updated OCT 10, 2008
posted by Natasha
0
votes

Marco said:

I think "vamos" is used in Latin American, but isn't used in all Latin countries.

I would like to know which one is the most common expression for me to say and that is understood by all Spanish people.
To the best of my knowledge, you can always use "vámonos" and be understood and, even people who might, themselves, say "vamos" won't think it odd (it's just your basic "standard" Spanish). I wonder if "vamos" isn't a bit like when (in very colloquial English) we say "I'm outta here!" (i.e. "I am out of here!"). We switch from (what, at least in Latin grammar is known as the "hortatory subjunctive" [exhorting others to do something]) to a simple declarative sentence in the present tense but the intent is often to encourage others to do the same.

updated OCT 10, 2008
posted by samdie
0
votes

Marco said:

I guess that "vamos" is not commonly used to refer "let's go" in Spain. Am I right? What do you guys use when you want to express "let's go"'I think "vamos" is used in Latin American, but isn't used in all Latin countries. I would like to know which one is the most common expression for me to say and that is understood by all Spanish people.

>

updated OCT 10, 2008
posted by lazarus1907
0
votes

lazarus1907 said:

cee cee collin said:

Muchas gracias...?

Depending on the context it can also mean "Let's see". Please provide context.

Hi lazarus,

I read one post yesterday regarding "vámonos". Some one posted one question about "let's go". I remember that there are several ways to say it depending on which countries you are in.
I guess that "vamos" is not commonly used to refer "let's go" in Spain. Am I right?

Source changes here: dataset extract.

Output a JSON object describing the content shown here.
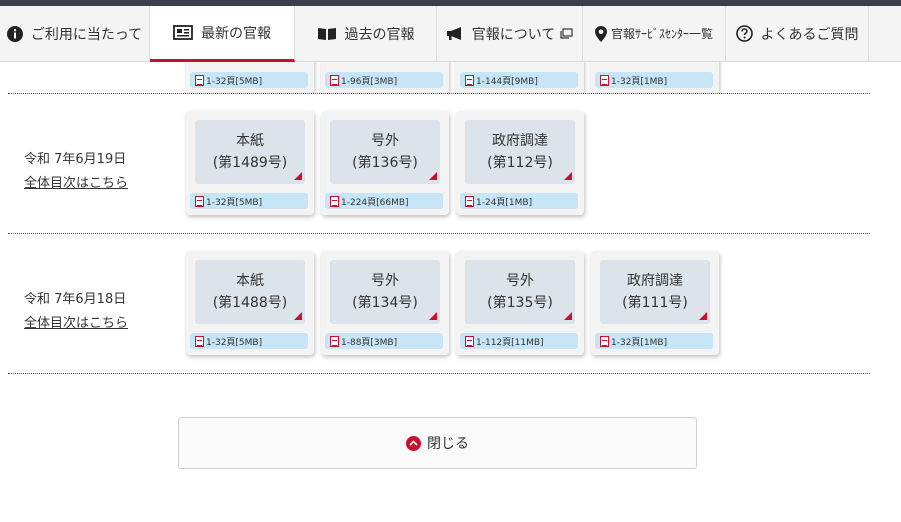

What do you guys use when you want to express "let's go"?
I think "vamos" is used in Latin American, but isn't used in all Latin countries.
I would like to know which one is the most common expression for me to say and that is understood by all Spanish people.
Would you have any ideas or suggestions?

Muchas gracias por tu ayuda, mi maestro.

P.S: Is "maestro/a" the common way to express "teacher" in Spanish? :D

Marco

updated OCT 10, 2008
posted by Marco-T
0
votes

cee cee collin said:

A golfing friend fell, punctured his lung and fractured his ribs the other day. He sent me an e-mail saying he wouldn't be playing in the next tournament. At the end of his message he wrote: Vamos a ver.So, after learning from you and Marco what the meaning could be in English, I assume my friend was saying something like, "whatever, we will see" or "we will see, whatever happens".By the way, I'm glad I stumbled across this site...I have several Mexican employees and I am trying to learn how to communicate with them at least a little bit in spanish.Thank you so much,Muchas Gracias

lazarus1907 said:

cee cee collin said:

Muchas gracias...?

Depending on the context it can also mean "Let's see". Please provide context.

Hi Cee Cee, I think that "vamos a ver" here means "let's see" after you gave us the context. Your friend was trying to say that "let's see what's going to happen".

Marco

updated OCT 10, 2008
posted by Marco-T
0
votes

cee cee collin said:

Muchas gracias...?

Depending on the context it can also mean "Let's see". Please provide context.

updated OCT 10, 2008
posted by lazarus1907
0
votes

Muchas grasias...?
Thank you very much,
Cee Cee

updated OCT 10, 2008
posted by cee-cee-collin